_Task goal_. Please state how many lines in the records below contain the word "title", giving only the number.

(Page and application data records)
- - - - - - -

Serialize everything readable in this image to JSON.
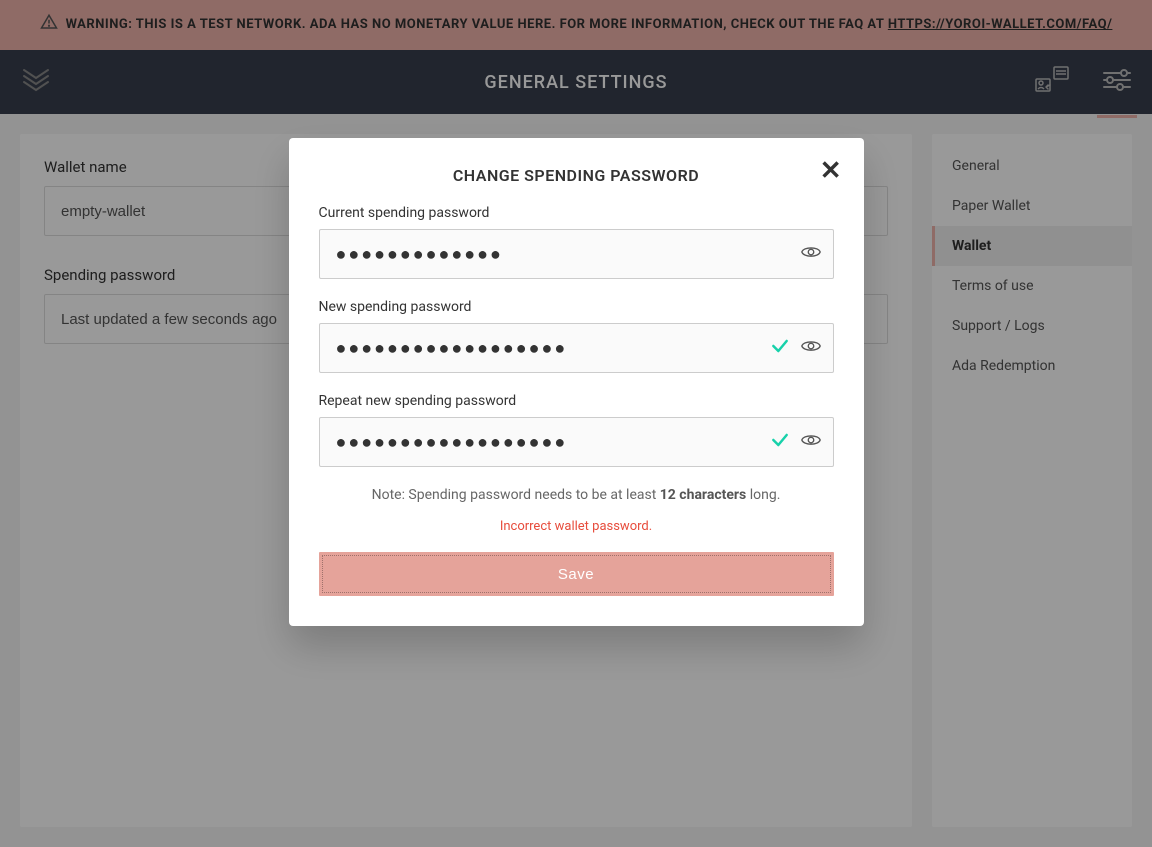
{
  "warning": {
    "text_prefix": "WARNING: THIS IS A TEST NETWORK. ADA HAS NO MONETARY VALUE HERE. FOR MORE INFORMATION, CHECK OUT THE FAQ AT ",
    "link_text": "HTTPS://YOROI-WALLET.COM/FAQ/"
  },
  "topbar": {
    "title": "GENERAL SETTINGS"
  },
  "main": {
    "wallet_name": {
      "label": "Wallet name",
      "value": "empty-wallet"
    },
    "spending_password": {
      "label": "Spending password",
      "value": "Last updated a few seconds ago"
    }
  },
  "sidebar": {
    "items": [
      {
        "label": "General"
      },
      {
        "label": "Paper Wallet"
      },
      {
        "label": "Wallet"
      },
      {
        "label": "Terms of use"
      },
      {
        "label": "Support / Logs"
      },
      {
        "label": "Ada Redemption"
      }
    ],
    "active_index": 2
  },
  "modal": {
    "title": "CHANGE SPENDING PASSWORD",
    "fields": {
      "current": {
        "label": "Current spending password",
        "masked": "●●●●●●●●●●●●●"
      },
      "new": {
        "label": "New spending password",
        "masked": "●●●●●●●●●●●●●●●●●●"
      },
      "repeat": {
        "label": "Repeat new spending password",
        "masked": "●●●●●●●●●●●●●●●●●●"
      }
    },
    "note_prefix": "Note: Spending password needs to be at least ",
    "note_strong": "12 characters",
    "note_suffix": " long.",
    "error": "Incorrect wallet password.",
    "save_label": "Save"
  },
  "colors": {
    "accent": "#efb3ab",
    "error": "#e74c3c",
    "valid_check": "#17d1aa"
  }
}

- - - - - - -

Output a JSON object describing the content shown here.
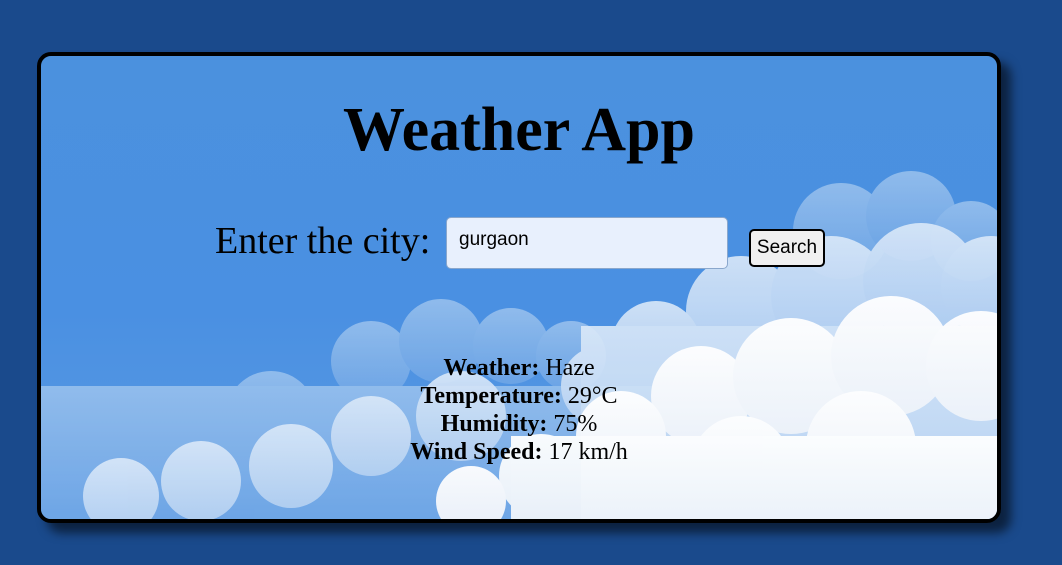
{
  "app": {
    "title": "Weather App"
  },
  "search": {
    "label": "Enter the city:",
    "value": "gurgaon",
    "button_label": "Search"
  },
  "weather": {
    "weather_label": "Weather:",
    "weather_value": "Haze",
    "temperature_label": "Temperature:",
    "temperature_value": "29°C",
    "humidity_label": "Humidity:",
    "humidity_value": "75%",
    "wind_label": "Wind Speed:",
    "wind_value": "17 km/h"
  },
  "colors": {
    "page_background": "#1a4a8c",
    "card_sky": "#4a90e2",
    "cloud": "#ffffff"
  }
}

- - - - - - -

_Exercise answer_. 3